  54. ^ a b c d "All that you ever wanted to know about hockey in and around Australia.". playinghockey.com.au. 2006. Archived from the original on 23 December 2007. Retrieved 15 January 2008. There are four national hockey teams in Australia, Kookaburras Australian Men's Hockey Team, Hockeyroos is the Australian Women's Hockey Team, Jillaroos is the Australian Under 21 Women's Team and Burras is the Australian Under 21 Men's Team. 
  55. ^ "2004 ANZ HOCKEYROOS SQUAD". Hockey Australia. Archived from the original on 29 August 2007. Retrieved 23 November 2007. 
  56. ^ Rurak, Don (January 2004). "From the President: Newsletter" (Press release). Ice Hockey Australia. Retrieved 23 November 2007. Adoption of the "Mighty Roos" name, logo and jersey for the Australian Senior Men's National Team. 

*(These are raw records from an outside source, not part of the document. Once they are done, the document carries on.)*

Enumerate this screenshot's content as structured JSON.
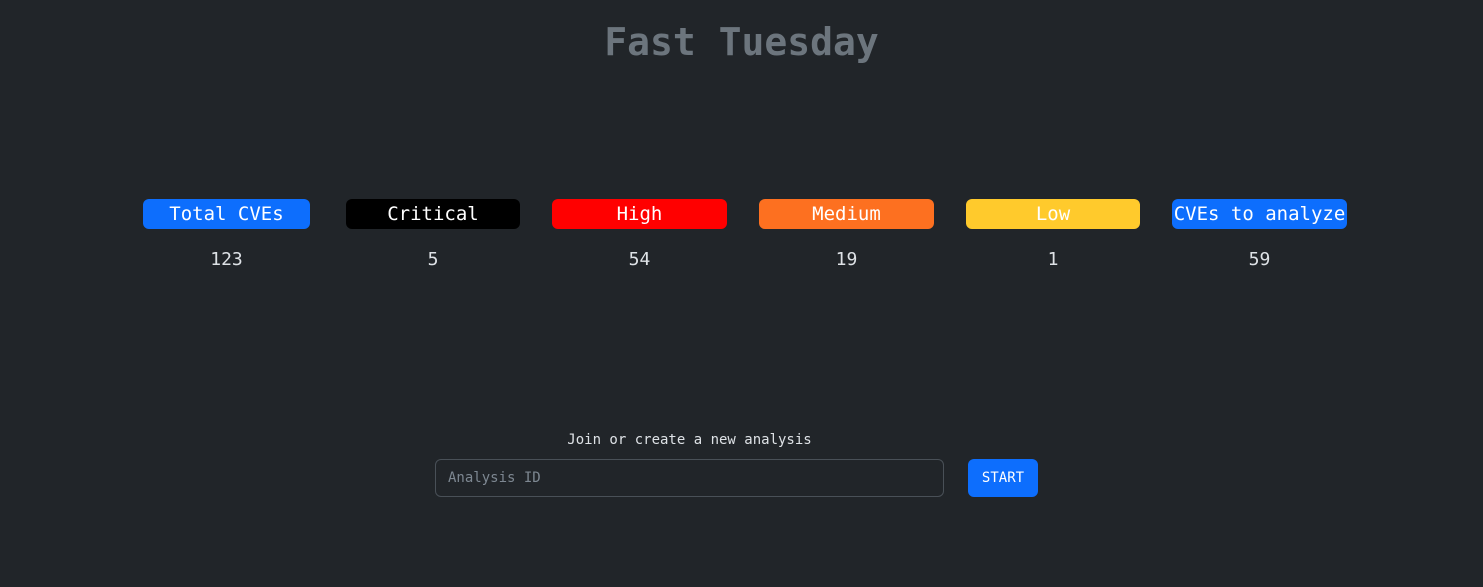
{
  "title": "Fast Tuesday",
  "stats": [
    {
      "label": "Total CVEs",
      "value": "123",
      "color": "#0d6efd"
    },
    {
      "label": "Critical",
      "value": "5",
      "color": "#000000"
    },
    {
      "label": "High",
      "value": "54",
      "color": "#ff0000"
    },
    {
      "label": "Medium",
      "value": "19",
      "color": "#fd7020"
    },
    {
      "label": "Low",
      "value": "1",
      "color": "#ffca2c"
    },
    {
      "label": "CVEs to analyze",
      "value": "59",
      "color": "#0d6efd"
    }
  ],
  "analysis_form": {
    "label": "Join or create a new analysis",
    "input_placeholder": "Analysis ID",
    "input_value": "",
    "button_label": "START"
  }
}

  57. ^ Koreen, Mike (16 May 2003). "Green Aussies grin and bear it; Box lacrosse underdogs are giving it their all". The Toronto Sun. p. Sports, p.81. They produced some t-shirts with the team's nickname – Boxaroos – printed on them. 
  58. ^ "Jackaroos is a winner". Bowls Australia. August 2004. As a result, the Australian men's bowls team has a new nickname – the Jackaroos. [...] The jackaroo is symbolic of the Australian outback. And the first part of the word – jack – is the most common name for the small white ball that is the prime focus and target in a game of bowls. 
  59. ^ "The shining Sapphires". Bowls Australia. 2004. Archived from the original on 30 August 2007. Retrieved 23 November 2007. After much deliberation the new nickname for the Australian women's bowls team is the Sapphires. 
  60. ^ "Orienteer: Aussie team to be called Boomerangs". AAP. 2 August 2006. Retrieved 9 March 2009. [dead link]
  61. ^ a b Valerino, John (20 September 2000). "What's in a nickname anyway?". The Ledger. p. C1. 
  62. ^ "Women's handball rookie set for world championships". Box Hill Institute. 12 October 2005. Retrieved 9 March 2009. [dead link]
  63. ^ "Australian Flying Disc Association 2008 Annual Report" (PDF). AFDA. Retrieved 20 April 2011. 
  64. ^ a b "Sting Rays and Goannas hit the fields in Florence". AFDA. Retrieved 20 April 2011. 
  65. ^ http://wizardsofaus.com.au/
  66. ^ http://www.unisport.com.au/HighPerformance/Pages/AustralianUniroos.aspx
  67. ^ http://southernthunder.baseball.com.au/
  68. ^ http://emeralds.baseball.com.au/
  69. ^ http://www.avf.org.au/